The North Carolina Executive Mansion, a fine structure of brick built in the Queen Anne style, is the official residence of the Governor of North Carolina and his or her family. The mansion is home to historical artifacts and paintings of local note, and has been a Raleigh social, political, and cultural hub since its founding in 1891. Guided tours of the mansion and its gardens are given in the spring and fall on Wednesdays and Thursdays, and holiday open houses are held in December. Admission is free. but tours must be booked in advance.
Established in 1869, Historic Oakwood Cemetery is located in the Victorian neighborhood within stumbling distance of iconic city landmarks like the North Carolina State Capitol and Governor's Mansion. With a belief that pays respect to the dead while celebrating life, the 102 acres (41 hectares) of sprawling landscape is an archetypal 19th-century garden cemetery and final resting place for over 20,000 Raleigh citizens and political dignitaries including senators, war veterans and mayors. Henry Mordecai allocated an area to commemorate Confederate soldiers, adjacent to the House of Memory, an ode to men and women serving the nation. The verdant park of oaks and maples is punctuated with monumental tomb stones, sculptures, statues, inscriptions and carvings.

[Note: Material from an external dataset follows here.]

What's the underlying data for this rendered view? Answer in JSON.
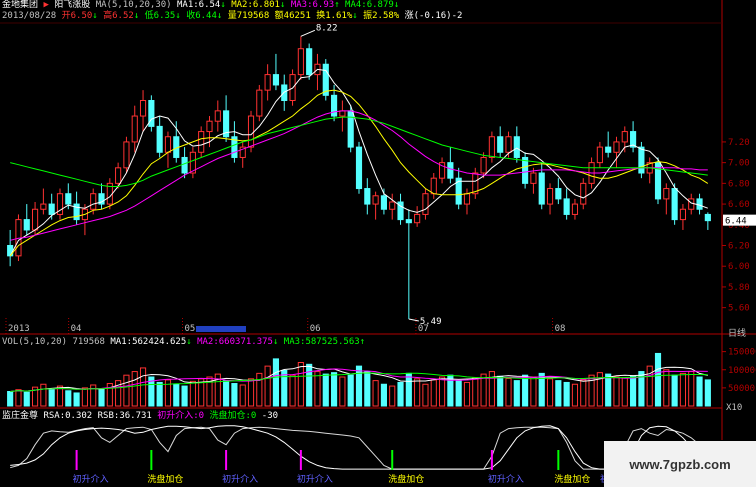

This simple, restored farmhouse is a prominent national historic landmark. Here, generals Joseph E. Johnston and William T. Sherman signed the largest confederate troop surrender of the American Civil War, thereby ending it. Now, it is known as the Bennett Place State Historic Site, where visitors can enjoy the visitor center, restored historical structures, monuments, nature trails, and picnic areas.
Historic Yates Mill County Park is a 174-acre (70 hectares) wildlife refuge and environmental research center with open lands and a small pond offering visitors fishing, hiking, and bird-watching opportunities. Yates Mill is the last operating, water-powered gristmill in North Carolina’s Capital County. Mill tours and corn grinding demonstrations are offered throughout the year, as are seasonal educational and holiday programs. The visitor center sells finished stone-ground cornmeal and vintage postcards as souvenirs.
Stagville was once part of a 30,000-acre (12,140 hectares) slave plantation, one of the largest North Carolina. Today, the Stagville grounds span 71 acres (29 hectares) and are home to Horton Grove, the historic 18th Century Georgian family plantation home, a timber-framed barn, and a graveyard. Visitors can explore the grounds and surrounding structures on guided and self-guided tours, although the buildings are open only to guided tours. Reservations are recommended.